The project has stalled
over a proposal to build
a maintenance facility
By Treena Shapiro
The Kailua marsh is the largest wetland area in the state, but has been so overgrown it doesn't provide wildlife an adequate habitat. Some 70 acres of the marsh land will be restored to mudflats and ponds to create new homes for Hawaiian birds.
"One of the benefits of the project will be to create some additional habitat to attract the endangered birds and increase their numbers here on Oahu," said Paul Conry, the department's wildlife program manager. He hopes Hawaiian stilt, Koloa, Hawaiian moorhen, and maybe Hawaiian ducks and coots will flock to the marsh.
State's project applaudedThe site will also become a people attraction, with an educational center, parks, trails and ethnobotanical gardens.
Chuck Burrows, a Kawai Nui Heritage Foundation board member and president of "Ahahui Malama Ika Lokahi, has led tours of the marsh for years and leads service projects to help maintain the resource. He commends the state project, particularly the proposal to clear 17 acres of vegetation and turn it into compost.
"I'm supportive of the state's efforts ... provided measures are taken to control any type of runoff into the marsh," he said.
The major issue for community groups has been the construction of a flood control maintenance facility, which will be erected to protect existing and new equipment.
Following the 1988 New Year's flood, the U.S. Army Corps of Engineers erected a flood control levee to protect the Coconut Grove subdivision.
The Land Department would like to add to that a flood control warning system that would have two gauges in the marsh and one on the Oneawa Canal bridge to indicate when there is potential for flooding from the mountain streams and marsh itself.
The project, still in the permitting process, would use about $40,000 in federal funding, said Sterling Yong, head of the flood control section.
Argument on the facilitiesA $350,000 maintenance yard -- including an office building, a storage building, seven storage containers and a parking area -- would be constructed to operate and maintain the flood control system at U.S. Army Corp of Engineers standards.
The Kailua Neighborhood Board accepted the state plan two years ago, provided it didn't include the maintenance yard or fence in the entire marsh.
"We thought that the maintenance yard would unnecessarily degrade the environment," said Jim Corcoran, chairman of the board's environmental committee. Run-off from the asphalt and leakage from vehicles and machinery are the major concerns.
Aesthetics also play a role in the board's objections. "Why do we need more structures on the marsh?" Corcoran asked.
"There's this beautiful marsh, this beautiful view plane, and here we are going to have some big hurricane fence blocking it?"
The board learned in March, however, that neither the facility nor the fence had been removed from the plan.
The state maintains the fence is necessary to keep predators out of the bird habitat, and the maintenance facility is needed to protect the flood control equipment.

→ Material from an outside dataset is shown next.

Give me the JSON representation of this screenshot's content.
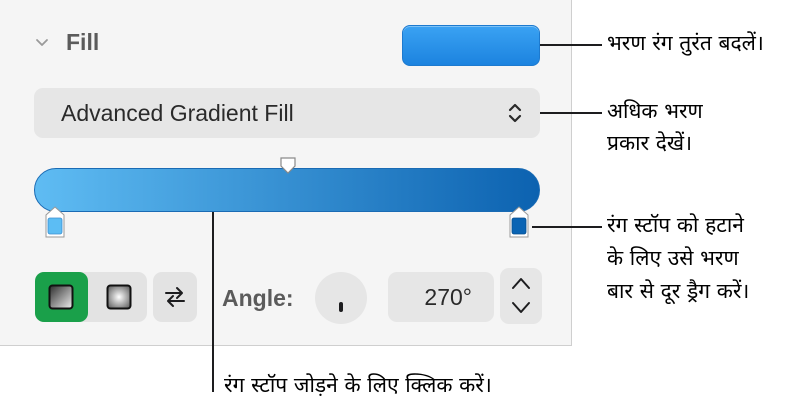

Conry said the flood maintenance facility won't be in the same area as the wildlife sanctuary, and special precautions will be made to control runoff, perhaps by using absorbent materials or oil pans to collect any leakage.
Both the state and community groups will have the opportunity to comment on the project on Jan. 22, at a public hearing for the issuance of a special management area use permit.
The hearing had been scheduled for a previous date, but was postponed at the Kailua Neighborhood Board's request.
"It may just be that there's a cogent necessity for the maintenance yard, but they haven't come to us and explained it to us," Corcoran said.
"We just need answers to all this."